We were raised to compete because we were taught it was a matter of survival of the fittest. Yet, as David Brooks noted, even today, some believe in upfront combat and some in consensus.
Speaking of working together (or not), in many situations experts are not as accurate as a large group can be. “In fact, large groups, structured properly, can be smarter than the smartest member of a group.”
Want more insights on when and how we will act to accomplish something better together than apart? Explore The Cooperation Commons, a project co-sponsored by The Institute for the Future and today’s interviewee, the ever colorful, Howard Rheingold.
Last February this somewhat unconventional Stanford professor won a MacArthur Foundation grant to create a social media virtual classroom, “to show use how and why to use social media.

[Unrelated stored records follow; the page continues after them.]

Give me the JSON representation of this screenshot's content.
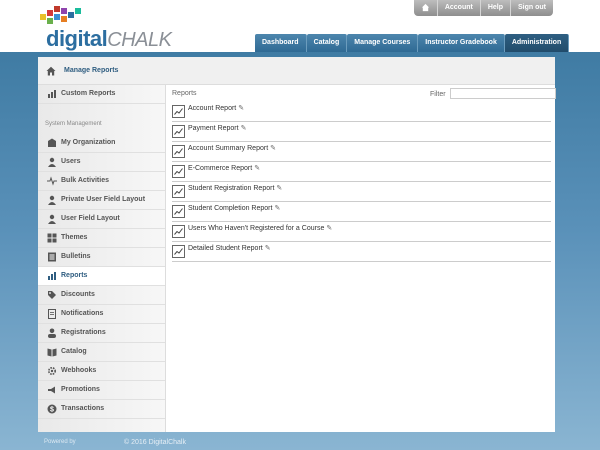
{
  "brand": {
    "digital": "digital",
    "chalk": "CHALK"
  },
  "topnav": {
    "home_icon": "home-icon",
    "account": "Account",
    "help": "Help",
    "signout": "Sign out"
  },
  "mainnav": [
    "Dashboard",
    "Catalog",
    "Manage Courses",
    "Instructor Gradebook",
    "Administration"
  ],
  "mainnav_active": "Administration",
  "breadcrumb": {
    "label": "Manage Reports"
  },
  "sidebar": {
    "top_item": {
      "label": "Custom Reports",
      "icon": "bar-chart-icon"
    },
    "section_label": "System Management",
    "items": [
      {
        "label": "My Organization",
        "icon": "building-icon"
      },
      {
        "label": "Users",
        "icon": "user-icon"
      },
      {
        "label": "Bulk Activities",
        "icon": "pulse-icon"
      },
      {
        "label": "Private User Field Layout",
        "icon": "user-icon"
      },
      {
        "label": "User Field Layout",
        "icon": "user-icon"
      },
      {
        "label": "Themes",
        "icon": "grid-icon"
      },
      {
        "label": "Bulletins",
        "icon": "list-icon"
      },
      {
        "label": "Reports",
        "icon": "bar-chart-icon",
        "active": true
      },
      {
        "label": "Discounts",
        "icon": "tag-icon"
      },
      {
        "label": "Notifications",
        "icon": "document-icon"
      },
      {
        "label": "Registrations",
        "icon": "person-icon"
      },
      {
        "label": "Catalog",
        "icon": "book-icon"
      },
      {
        "label": "Webhooks",
        "icon": "gear-icon"
      },
      {
        "label": "Promotions",
        "icon": "megaphone-icon"
      },
      {
        "label": "Transactions",
        "icon": "dollar-icon"
      }
    ]
  },
  "content": {
    "header": "Reports",
    "filter_label": "Filter",
    "filter_value": "",
    "reports": [
      "Account Report",
      "Payment Report",
      "Account Summary Report",
      "E-Commerce Report",
      "Student Registration Report",
      "Student Completion Report",
      "Users Who Haven't Registered for a Course",
      "Detailed Student Report"
    ]
  },
  "footer": {
    "powered_by": "Powered by",
    "copyright": "© 2016 DigitalChalk"
  },
  "colors": {
    "accent": "#2f6a94",
    "active_tab": "#214c6b",
    "background_gradient_top": "#3f7ba3"
  }
}
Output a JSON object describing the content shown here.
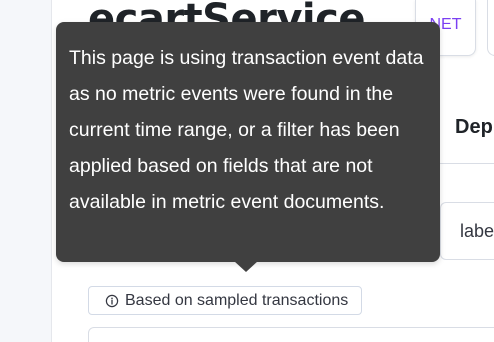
{
  "header": {
    "page_title": "ecartService",
    "agent_badge": "NET"
  },
  "section": {
    "title": "Dep"
  },
  "filter": {
    "field_label": "labe"
  },
  "sampled_badge": {
    "icon": "info-icon",
    "label": "Based on sampled transactions"
  },
  "tooltip": {
    "text": "This page is using transaction event data as no metric events were found in the current time range, or a filter has been applied based on fields that are not available in metric event documents."
  },
  "colors": {
    "tooltip_bg": "#404040",
    "agent_accent": "#7b3ff2",
    "text_dark": "#1f2328"
  }
}
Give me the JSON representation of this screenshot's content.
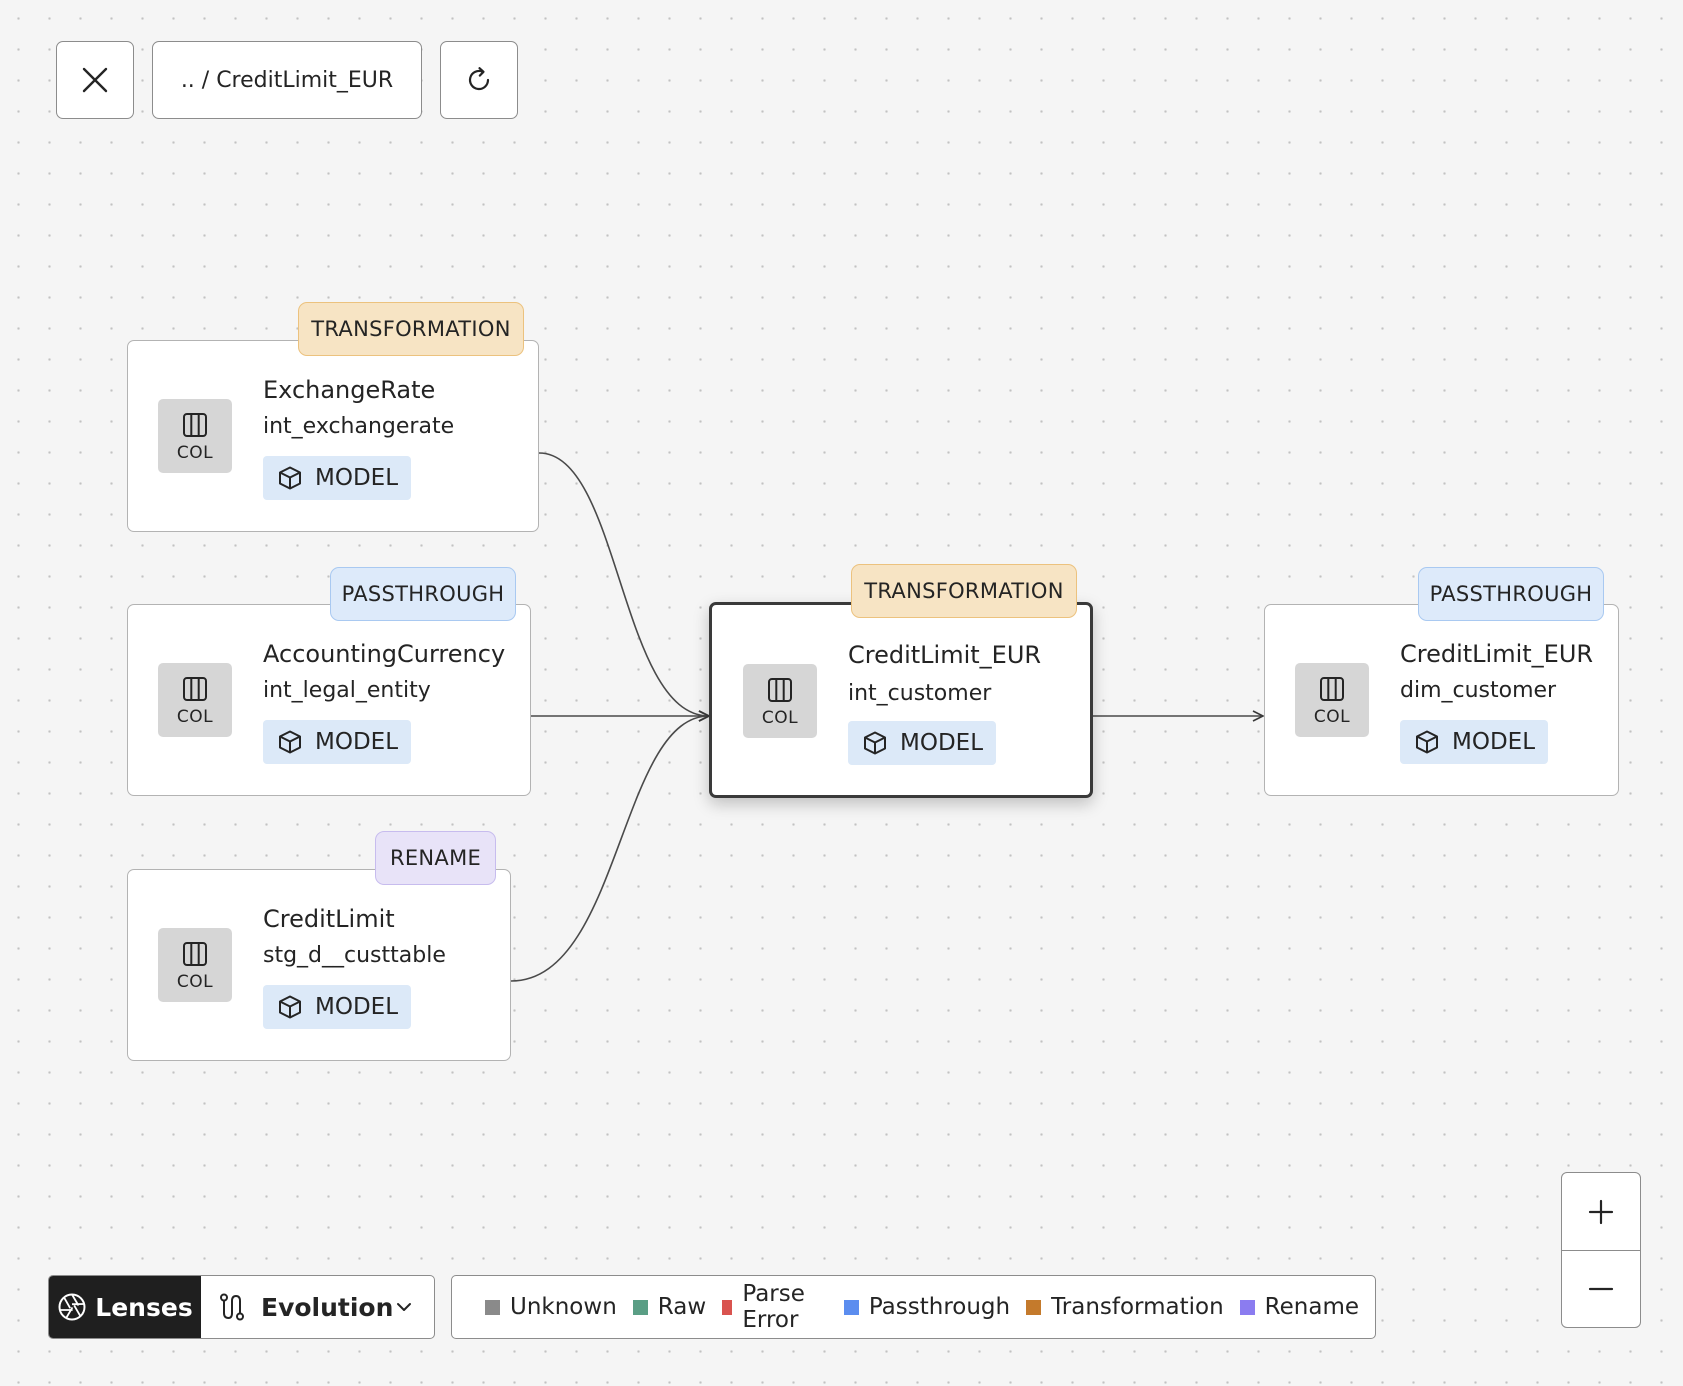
{
  "toolbar": {
    "close_icon": "close-icon",
    "breadcrumb": ".. / CreditLimit_EUR",
    "refresh_icon": "refresh-icon"
  },
  "nodes": [
    {
      "id": "exchangerate",
      "badge": "TRANSFORMATION",
      "badge_type": "transformation",
      "type_label": "COL",
      "title": "ExchangeRate",
      "subtitle": "int_exchangerate",
      "tag": "MODEL"
    },
    {
      "id": "accountingcurrency",
      "badge": "PASSTHROUGH",
      "badge_type": "passthrough",
      "type_label": "COL",
      "title": "AccountingCurrency",
      "subtitle": "int_legal_entity",
      "tag": "MODEL"
    },
    {
      "id": "creditlimit",
      "badge": "RENAME",
      "badge_type": "rename",
      "type_label": "COL",
      "title": "CreditLimit",
      "subtitle": "stg_d__custtable",
      "tag": "MODEL"
    },
    {
      "id": "creditlimit-eur-int",
      "badge": "TRANSFORMATION",
      "badge_type": "transformation",
      "type_label": "COL",
      "title": "CreditLimit_EUR",
      "subtitle": "int_customer",
      "tag": "MODEL",
      "selected": true
    },
    {
      "id": "creditlimit-eur-dim",
      "badge": "PASSTHROUGH",
      "badge_type": "passthrough",
      "type_label": "COL",
      "title": "CreditLimit_EUR",
      "subtitle": "dim_customer",
      "tag": "MODEL"
    }
  ],
  "bottom": {
    "lenses_label": "Lenses",
    "evolution_label": "Evolution"
  },
  "legend": [
    {
      "label": "Unknown",
      "color": "#8a8a8a"
    },
    {
      "label": "Raw",
      "color": "#5a9e85"
    },
    {
      "label": "Parse Error",
      "color": "#d9534f"
    },
    {
      "label": "Passthrough",
      "color": "#5b8def"
    },
    {
      "label": "Transformation",
      "color": "#c47a2c"
    },
    {
      "label": "Rename",
      "color": "#8b7cf0"
    }
  ],
  "zoom": {
    "in_icon": "plus-icon",
    "out_icon": "minus-icon"
  }
}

What’s worked and what hasn’t, so far, in this experiment – and how can we learn from his experience, to hone our use of social media? Unlike many other academics, as Rheingold has written, “Talking about public opinion making is a richer experience if you’ve tried to do it.”
A veteran commentator on participatory and social media, he covers Second Life, flash mobs and group swarming that inspired Improv Everywhere, our instinctive desire to participate in a compatible group, ways the faces of political candidates influence voting, civic participation and the proliferation of uses for cell phones to riot, buy, protest, protect and play together.
Following up on how cell phone use is changing us, read the new book, by sociologist Rich Ling: New Tech, New Ties: How Mobile Communication Is Reshaping Social Cohesion.